On Tuesday we had intended having a very early start but unfortunately neither of us woke up! So, we set off around 9am to drive up to Lamar Valley again which was our favourite scenic drive. We saw the Bald Eagle swoop in and land on a tree stump where we had previously seen it. The bison appeared to have moved much closer to the West Entrance. The Elk and fauns were on the opposite bank. We saw a Black Bear on the side of the road and apparently it had two cubs but we did not see those as we were in a queue of traffic with nowhere to pull over. Our Black Bear at the Petrified Tree was sleeping in the same spot. The herd of Pronghorns were grazing in the same meadow and mother and faun were there too. Whilst quite a few of the bison had moved on, there was still a large herd grazing by the river.
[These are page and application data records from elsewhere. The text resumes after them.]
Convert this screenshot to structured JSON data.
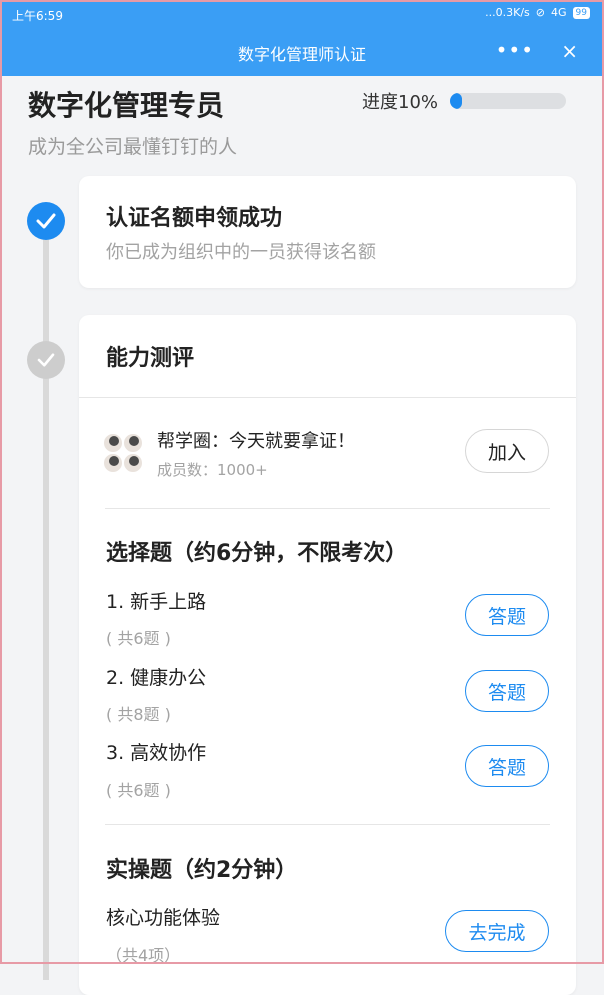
{
  "status": {
    "time": "上午6:59",
    "network": "...0.3K/s",
    "signal": "4G",
    "battery": "99"
  },
  "titlebar": {
    "title": "数字化管理师认证",
    "more": "•••",
    "close": "×"
  },
  "header": {
    "title": "数字化管理专员",
    "subtitle": "成为全公司最懂钉钉的人",
    "progress_label": "进度10%",
    "progress_value": 0.1
  },
  "step1": {
    "title": "认证名额申领成功",
    "desc": "你已成为组织中的一员获得该名额"
  },
  "step2": {
    "title": "能力测评",
    "group": {
      "name": "帮学圈：今天就要拿证！",
      "members": "成员数：1000+",
      "join_label": "加入"
    },
    "choice_section": {
      "title": "选择题（约6分钟，不限考次）",
      "items": [
        {
          "label": "1. 新手上路",
          "count": "( 共6题 )",
          "action": "答题"
        },
        {
          "label": "2. 健康办公",
          "count": "( 共8题 )",
          "action": "答题"
        },
        {
          "label": "3. 高效协作",
          "count": "( 共6题 )",
          "action": "答题"
        }
      ]
    },
    "practice_section": {
      "title": "实操题（约2分钟）",
      "items": [
        {
          "label": "核心功能体验",
          "count": "（共4项）",
          "action": "去完成"
        }
      ]
    }
  },
  "colors": {
    "primary": "#3a9ef5",
    "accent": "#1d8bf0"
  }
}
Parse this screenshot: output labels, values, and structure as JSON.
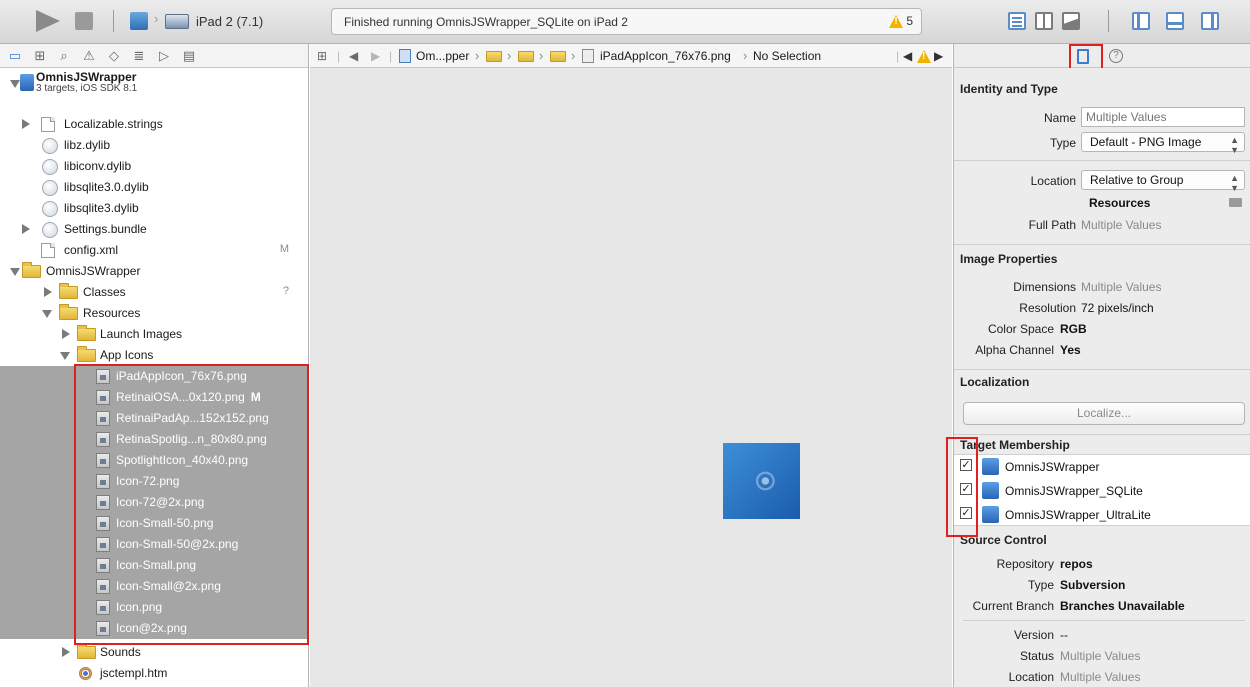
{
  "toolbar": {
    "device_label": "iPad 2 (7.1)",
    "status_text": "Finished running OmnisJSWrapper_SQLite on iPad 2",
    "warning_count": "5"
  },
  "navigator": {
    "project": {
      "name": "OmnisJSWrapper",
      "subtitle": "3 targets, iOS SDK 8.1"
    },
    "rows": [
      {
        "label": "Localizable.strings",
        "badge": ""
      },
      {
        "label": "libz.dylib",
        "badge": ""
      },
      {
        "label": "libiconv.dylib",
        "badge": ""
      },
      {
        "label": "libsqlite3.0.dylib",
        "badge": ""
      },
      {
        "label": "libsqlite3.dylib",
        "badge": ""
      },
      {
        "label": "Settings.bundle",
        "badge": ""
      },
      {
        "label": "config.xml",
        "badge": "M"
      },
      {
        "label": "OmnisJSWrapper",
        "badge": ""
      },
      {
        "label": "Classes",
        "badge": "?"
      },
      {
        "label": "Resources",
        "badge": ""
      },
      {
        "label": "Launch Images",
        "badge": ""
      },
      {
        "label": "App Icons",
        "badge": ""
      },
      {
        "label": "iPadAppIcon_76x76.png",
        "badge": ""
      },
      {
        "label": "RetinaiOSA...0x120.png",
        "badge": "M"
      },
      {
        "label": "RetinaiPadAp...152x152.png",
        "badge": ""
      },
      {
        "label": "RetinaSpotlig...n_80x80.png",
        "badge": ""
      },
      {
        "label": "SpotlightIcon_40x40.png",
        "badge": ""
      },
      {
        "label": "Icon-72.png",
        "badge": ""
      },
      {
        "label": "Icon-72@2x.png",
        "badge": ""
      },
      {
        "label": "Icon-Small-50.png",
        "badge": ""
      },
      {
        "label": "Icon-Small-50@2x.png",
        "badge": ""
      },
      {
        "label": "Icon-Small.png",
        "badge": ""
      },
      {
        "label": "Icon-Small@2x.png",
        "badge": ""
      },
      {
        "label": "Icon.png",
        "badge": ""
      },
      {
        "label": "Icon@2x.png",
        "badge": ""
      },
      {
        "label": "Sounds",
        "badge": ""
      },
      {
        "label": "jsctempl.htm",
        "badge": ""
      }
    ]
  },
  "jumpbar": {
    "crumb_project": "Om...pper",
    "crumb_file": "iPadAppIcon_76x76.png",
    "crumb_selection": "No Selection"
  },
  "inspector": {
    "identity": {
      "title": "Identity and Type",
      "name_label": "Name",
      "name_placeholder": "Multiple Values",
      "type_label": "Type",
      "type_value": "Default - PNG Image",
      "location_label": "Location",
      "location_value": "Relative to Group",
      "location_path": "Resources",
      "full_path_label": "Full Path",
      "full_path_value": "Multiple Values"
    },
    "image_props": {
      "title": "Image Properties",
      "rows": [
        {
          "label": "Dimensions",
          "value": "Multiple Values"
        },
        {
          "label": "Resolution",
          "value": "72 pixels/inch"
        },
        {
          "label": "Color Space",
          "value": "RGB"
        },
        {
          "label": "Alpha Channel",
          "value": "Yes"
        }
      ]
    },
    "localization": {
      "title": "Localization",
      "button": "Localize..."
    },
    "target_membership": {
      "title": "Target Membership",
      "targets": [
        {
          "name": "OmnisJSWrapper",
          "checked": "✓"
        },
        {
          "name": "OmnisJSWrapper_SQLite",
          "checked": "✓"
        },
        {
          "name": "OmnisJSWrapper_UltraLite",
          "checked": "✓"
        }
      ]
    },
    "source_control": {
      "title": "Source Control",
      "rows": [
        {
          "label": "Repository",
          "value": "repos"
        },
        {
          "label": "Type",
          "value": "Subversion"
        },
        {
          "label": "Current Branch",
          "value": "Branches Unavailable"
        }
      ],
      "version_label": "Version",
      "version_value": "--",
      "status_label": "Status",
      "status_value": "Multiple Values",
      "location_label": "Location",
      "location_value": "Multiple Values"
    }
  }
}
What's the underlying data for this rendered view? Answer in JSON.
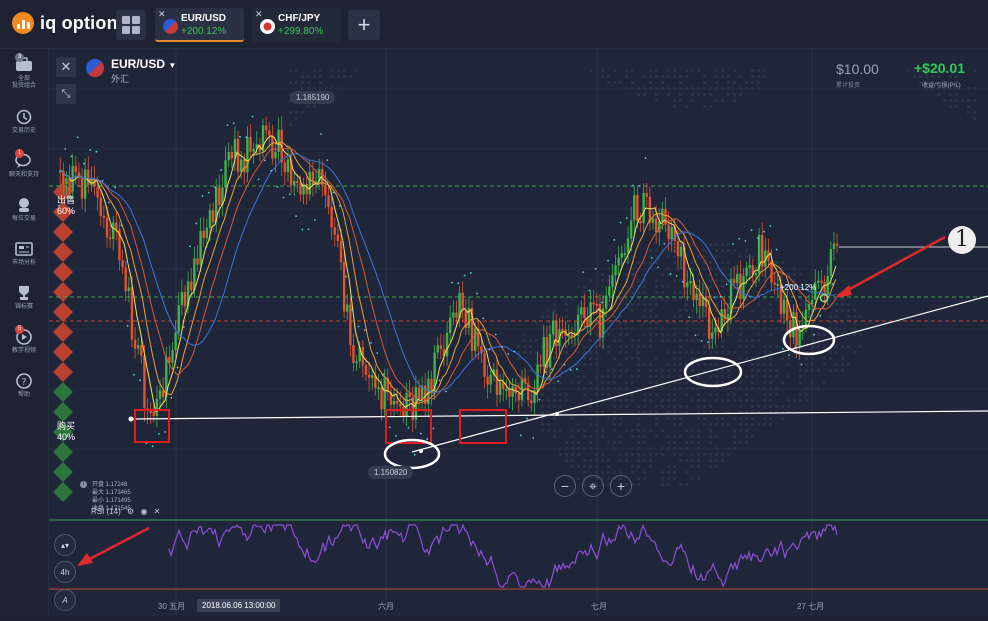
{
  "app": {
    "logo_text": "iq option",
    "brand_color": "#f38a1e"
  },
  "tabs": [
    {
      "name": "EUR/USD",
      "pct": "+200.12%",
      "active": true
    },
    {
      "name": "CHF/JPY",
      "pct": "+299.80%",
      "active": false
    }
  ],
  "add_tab_label": "+",
  "sidebar": {
    "items": [
      {
        "label": "全部\n投资组合",
        "icon": "portfolio-icon",
        "badge": "3"
      },
      {
        "label": "交易历史",
        "icon": "history-icon"
      },
      {
        "label": "聊天和支持",
        "icon": "chat-icon",
        "badge": "1"
      },
      {
        "label": "每位交易",
        "icon": "traders-icon"
      },
      {
        "label": "市场分析",
        "icon": "news-icon"
      },
      {
        "label": "锦标赛",
        "icon": "trophy-icon"
      },
      {
        "label": "教学视频",
        "icon": "video-icon",
        "badge": "5"
      },
      {
        "label": "帮助",
        "icon": "help-icon"
      }
    ]
  },
  "asset": {
    "name": "EUR/USD",
    "category": "外汇"
  },
  "investment": {
    "amount": "$10.00",
    "label": "累计投资"
  },
  "profit": {
    "amount": "+$20.01",
    "label": "收益/亏损(P/L)"
  },
  "sentiment": {
    "sell_label": "出售",
    "sell_pct": "60%",
    "buy_label": "购买",
    "buy_pct": "40%"
  },
  "price_tags": {
    "high": "1.185190",
    "low": "1.150820"
  },
  "ohlc": {
    "open": "开盘 1.17248",
    "high": "最大 1.173465",
    "low": "最小 1.171495",
    "close": "收盘 1.171545"
  },
  "zoom": {
    "out": "−",
    "reset": "⌖",
    "in": "+"
  },
  "indicator": {
    "name": "RSI (14)"
  },
  "timeframe": {
    "chart_type": "▴▾",
    "period": "4h",
    "draw": "A"
  },
  "xaxis": {
    "labels": [
      "30 五月",
      "六月",
      "七月",
      "27 七月"
    ],
    "cursor_date": "2018.06.06 13:00:00"
  },
  "trade": {
    "pct": "+200.12%"
  },
  "callout": {
    "number": "1"
  },
  "colors": {
    "up": "#3fb24b",
    "down": "#e5532d",
    "sell_band": "#c9462f",
    "buy_band": "#2e7d3a",
    "rsi": "#8d4fd8"
  }
}
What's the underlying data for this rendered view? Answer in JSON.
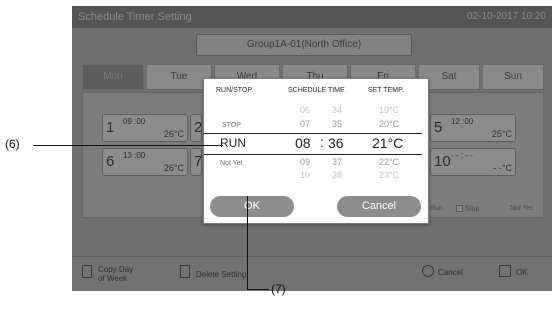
{
  "screen": {
    "title": "Schedule Timer Setting",
    "datetime": "02-10-2017  10:20",
    "group": "Group1A-01(North Office)"
  },
  "tabs": [
    {
      "label": "Mon",
      "active": true
    },
    {
      "label": "Tue",
      "active": false
    },
    {
      "label": "Wed",
      "active": false
    },
    {
      "label": "Thu",
      "active": false
    },
    {
      "label": "Fri",
      "active": false
    },
    {
      "label": "Sat",
      "active": false
    },
    {
      "label": "Sun",
      "active": false
    }
  ],
  "slots": [
    {
      "num": "1",
      "time": "09 :00",
      "temp": "26°C"
    },
    {
      "num": "2"
    },
    {
      "num": "5",
      "time": "12 :00",
      "temp": "25°C"
    },
    {
      "num": "6",
      "time": "13 :00",
      "temp": "26°C"
    },
    {
      "num": "7"
    },
    {
      "num": "10",
      "time": "- - : - -",
      "temp": "- -°C"
    }
  ],
  "slot_fragment": "C",
  "legend": [
    "Run",
    "Stop",
    "Not Yet"
  ],
  "bottom": {
    "copy": [
      "Copy Day",
      "of Week"
    ],
    "delete": "Delete Setting",
    "cancel": "Cancel",
    "ok": "OK"
  },
  "picker": {
    "headers": {
      "run_stop": "RUN/STOP",
      "schedule_time": "SCHEDULE TIME",
      "set_temp": "SET TEMP."
    },
    "above2": {
      "hour": "06",
      "minute": "34",
      "temp": "19°C"
    },
    "above1": {
      "label": "STOP",
      "hour": "07",
      "minute": "35",
      "temp": "20°C"
    },
    "selected": {
      "label": "RUN",
      "hour": "08",
      "sep": ":",
      "minute": "36",
      "temp": "21°C"
    },
    "below1": {
      "label": "Not Yet",
      "hour": "09",
      "minute": "37",
      "temp": "22°C"
    },
    "below2": {
      "hour": "10",
      "minute": "38",
      "temp": "23°C"
    },
    "ok": "OK",
    "cancel": "Cancel"
  },
  "callouts": {
    "c6": "(6)",
    "c7": "(7)"
  }
}
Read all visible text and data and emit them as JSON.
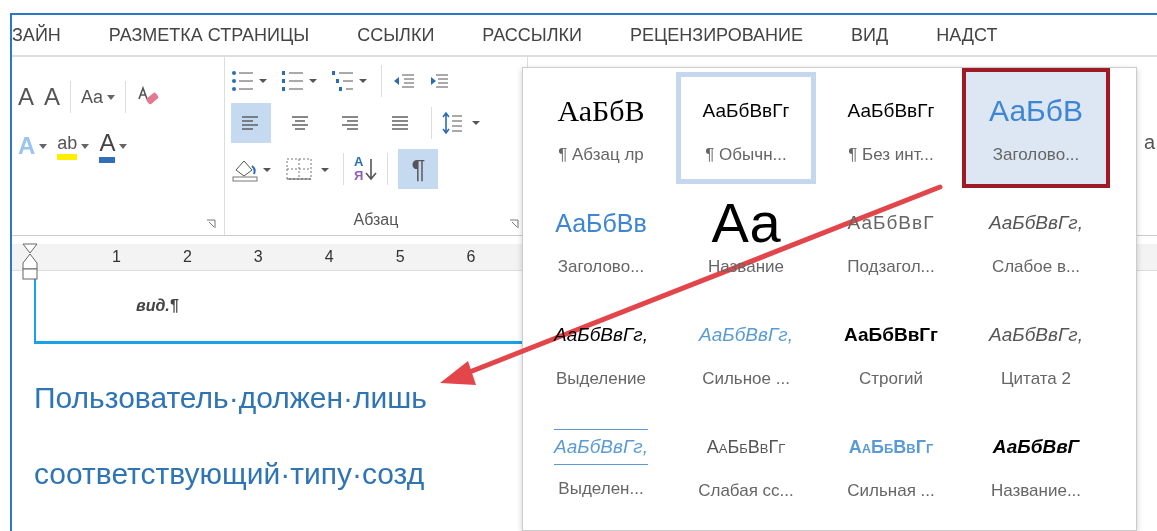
{
  "tabs": [
    {
      "label": "ЗАЙН"
    },
    {
      "label": "РАЗМЕТКА СТРАНИЦЫ"
    },
    {
      "label": "ССЫЛКИ"
    },
    {
      "label": "РАССЫЛКИ"
    },
    {
      "label": "РЕЦЕНЗИРОВАНИЕ"
    },
    {
      "label": "ВИД"
    },
    {
      "label": "НАДСТ"
    }
  ],
  "font_group": {
    "grow": "A",
    "shrink": "A",
    "change_case": "Aa",
    "effects": "A",
    "highlight": "ab",
    "font_color": "A"
  },
  "paragraph_group": {
    "label": "Абзац",
    "alignment": [
      {
        "kind": "left",
        "selected": true
      },
      {
        "kind": "center",
        "selected": false
      },
      {
        "kind": "right",
        "selected": false
      },
      {
        "kind": "justify",
        "selected": false
      }
    ],
    "sort": {
      "top": "А",
      "bottom": "Я"
    },
    "show_marks": {
      "glyph": "¶",
      "on": true
    }
  },
  "ribbon_overflow_text": "а",
  "ruler": {
    "numbers": [
      "1",
      "2",
      "3",
      "4",
      "5",
      "6"
    ]
  },
  "document": {
    "cut_line": "вид.¶",
    "lines": [
      "Пользователь·должен·лишь",
      "соответствующий·типу·созд"
    ]
  },
  "styles_gallery": [
    {
      "sample": "АаБбВ",
      "name": "¶ Абзац лр",
      "kind": "serif",
      "selected": false,
      "highlighted": false
    },
    {
      "sample": "АаБбВвГг",
      "name": "¶ Обычн...",
      "kind": "normal",
      "selected": true,
      "highlighted": false
    },
    {
      "sample": "АаБбВвГг",
      "name": "¶ Без инт...",
      "kind": "normal",
      "selected": false,
      "highlighted": false
    },
    {
      "sample": "АаБбВ",
      "name": "Заголово...",
      "kind": "heading1",
      "selected": false,
      "highlighted": true
    },
    {
      "sample": "АаБбВв",
      "name": "Заголово...",
      "kind": "heading2",
      "selected": false,
      "highlighted": false
    },
    {
      "sample": "Аа",
      "name": "Название",
      "kind": "title",
      "selected": false,
      "highlighted": false
    },
    {
      "sample": "АаБбВвГ",
      "name": "Подзагол...",
      "kind": "subtitle",
      "selected": false,
      "highlighted": false
    },
    {
      "sample": "АаБбВвГг,",
      "name": "Слабое в...",
      "kind": "subtle-emphasis",
      "selected": false,
      "highlighted": false
    },
    {
      "sample": "АаБбВвГг,",
      "name": "Выделение",
      "kind": "emphasis",
      "selected": false,
      "highlighted": false
    },
    {
      "sample": "АаБбВвГг,",
      "name": "Сильное ...",
      "kind": "intense-emphasis",
      "selected": false,
      "highlighted": false
    },
    {
      "sample": "АаБбВвГг",
      "name": "Строгий",
      "kind": "strong",
      "selected": false,
      "highlighted": false
    },
    {
      "sample": "АаБбВвГг,",
      "name": "Цитата 2",
      "kind": "quote",
      "selected": false,
      "highlighted": false
    },
    {
      "sample": "АаБбВвГг,",
      "name": "Выделен...",
      "kind": "intense-quote",
      "selected": false,
      "highlighted": false
    },
    {
      "sample": "АаБбВвГг",
      "name": "Слабая сс...",
      "kind": "subtle-reference",
      "selected": false,
      "highlighted": false
    },
    {
      "sample": "АаБбВвГг",
      "name": "Сильная ...",
      "kind": "intense-reference",
      "selected": false,
      "highlighted": false
    },
    {
      "sample": "АаБбВвГ",
      "name": "Название...",
      "kind": "book-title",
      "selected": false,
      "highlighted": false
    }
  ]
}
Whilst scouting the area we spotted a bear on the edge of some tree but it was a long way off and so we could not positively identify whether it was a Black or a Grizzly Bear. This time on our return journey we found ourselves at the start of what became a huge traffic jam. A herd of bison had decided to occupy the road and a bridge and they had to call in the wranglers to drive them back into a meadow. We must have been there for a good 30 – 40 minutes but what an experience watching the experts at work.
So, after a week of exploring Yellowstone we have seen less than 5 percent of it because even if you drive all the major roads (250 miles) you will only get to see 5 percent of the park because 80 percent of it is forest, 15 percent is grassland and the remaining 5 percent is water, which makes up the 2.2 million acres. We shall be sorry to leave West Yellowstone's Hideaway RV site as we have been very comfortable here and our hosts were excellent.